Read through the data, and wherever a line holds the word "conc", write that line out.
○ ○ ○ ○ ○ ○ ○
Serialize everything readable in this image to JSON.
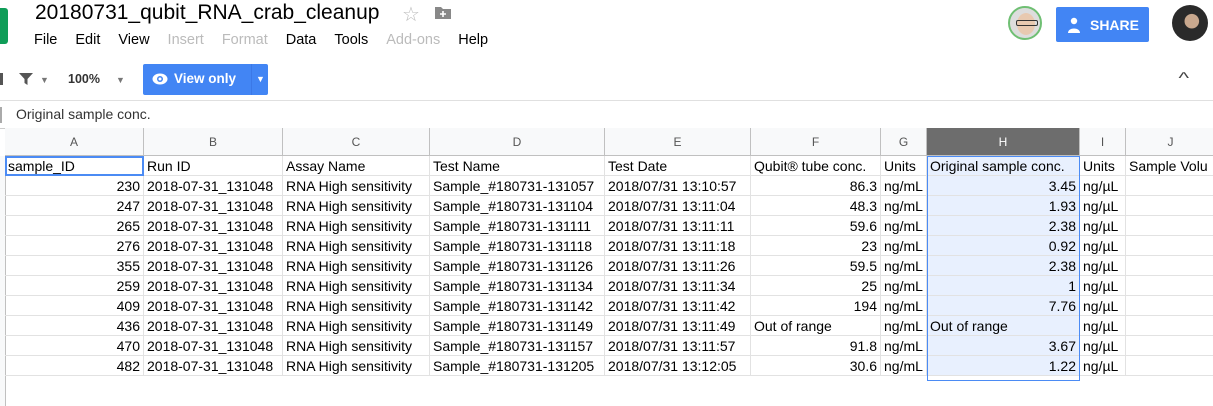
{
  "doc": {
    "title": "20180731_qubit_RNA_crab_cleanup"
  },
  "menu": [
    "File",
    "Edit",
    "View",
    "Insert",
    "Format",
    "Data",
    "Tools",
    "Add-ons",
    "Help"
  ],
  "menu_disabled": [
    false,
    false,
    false,
    true,
    true,
    false,
    false,
    true,
    false
  ],
  "share_label": "SHARE",
  "toolbar": {
    "zoom": "100%",
    "view_only": "View only"
  },
  "formula_bar": {
    "content": "Original sample conc."
  },
  "columns": [
    "A",
    "B",
    "C",
    "D",
    "E",
    "F",
    "G",
    "H",
    "I",
    "J"
  ],
  "selected_column": "H",
  "accent_color": "#4285f4",
  "header_row": [
    "sample_ID",
    "Run ID",
    "Assay Name",
    "Test Name",
    "Test Date",
    "Qubit® tube conc.",
    "Units",
    "Original sample conc.",
    "Units",
    "Sample Volu"
  ],
  "rows": [
    [
      "230",
      "2018-07-31_131048",
      "RNA High sensitivity",
      "Sample_#180731-131057",
      "2018/07/31 13:10:57",
      "86.3",
      "ng/mL",
      "3.45",
      "ng/µL",
      ""
    ],
    [
      "247",
      "2018-07-31_131048",
      "RNA High sensitivity",
      "Sample_#180731-131104",
      "2018/07/31 13:11:04",
      "48.3",
      "ng/mL",
      "1.93",
      "ng/µL",
      ""
    ],
    [
      "265",
      "2018-07-31_131048",
      "RNA High sensitivity",
      "Sample_#180731-131111",
      "2018/07/31 13:11:11",
      "59.6",
      "ng/mL",
      "2.38",
      "ng/µL",
      ""
    ],
    [
      "276",
      "2018-07-31_131048",
      "RNA High sensitivity",
      "Sample_#180731-131118",
      "2018/07/31 13:11:18",
      "23",
      "ng/mL",
      "0.92",
      "ng/µL",
      ""
    ],
    [
      "355",
      "2018-07-31_131048",
      "RNA High sensitivity",
      "Sample_#180731-131126",
      "2018/07/31 13:11:26",
      "59.5",
      "ng/mL",
      "2.38",
      "ng/µL",
      ""
    ],
    [
      "259",
      "2018-07-31_131048",
      "RNA High sensitivity",
      "Sample_#180731-131134",
      "2018/07/31 13:11:34",
      "25",
      "ng/mL",
      "1",
      "ng/µL",
      ""
    ],
    [
      "409",
      "2018-07-31_131048",
      "RNA High sensitivity",
      "Sample_#180731-131142",
      "2018/07/31 13:11:42",
      "194",
      "ng/mL",
      "7.76",
      "ng/µL",
      ""
    ],
    [
      "436",
      "2018-07-31_131048",
      "RNA High sensitivity",
      "Sample_#180731-131149",
      "2018/07/31 13:11:49",
      "Out of range",
      "ng/mL",
      "Out of range",
      "ng/µL",
      ""
    ],
    [
      "470",
      "2018-07-31_131048",
      "RNA High sensitivity",
      "Sample_#180731-131157",
      "2018/07/31 13:11:57",
      "91.8",
      "ng/mL",
      "3.67",
      "ng/µL",
      ""
    ],
    [
      "482",
      "2018-07-31_131048",
      "RNA High sensitivity",
      "Sample_#180731-131205",
      "2018/07/31 13:12:05",
      "30.6",
      "ng/mL",
      "1.22",
      "ng/µL",
      ""
    ]
  ]
}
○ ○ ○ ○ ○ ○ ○
◆ **EXERCISE RESULT**:
    "content": "Original sample conc."
    "Qubit® tube conc.",
    "Original sample conc.",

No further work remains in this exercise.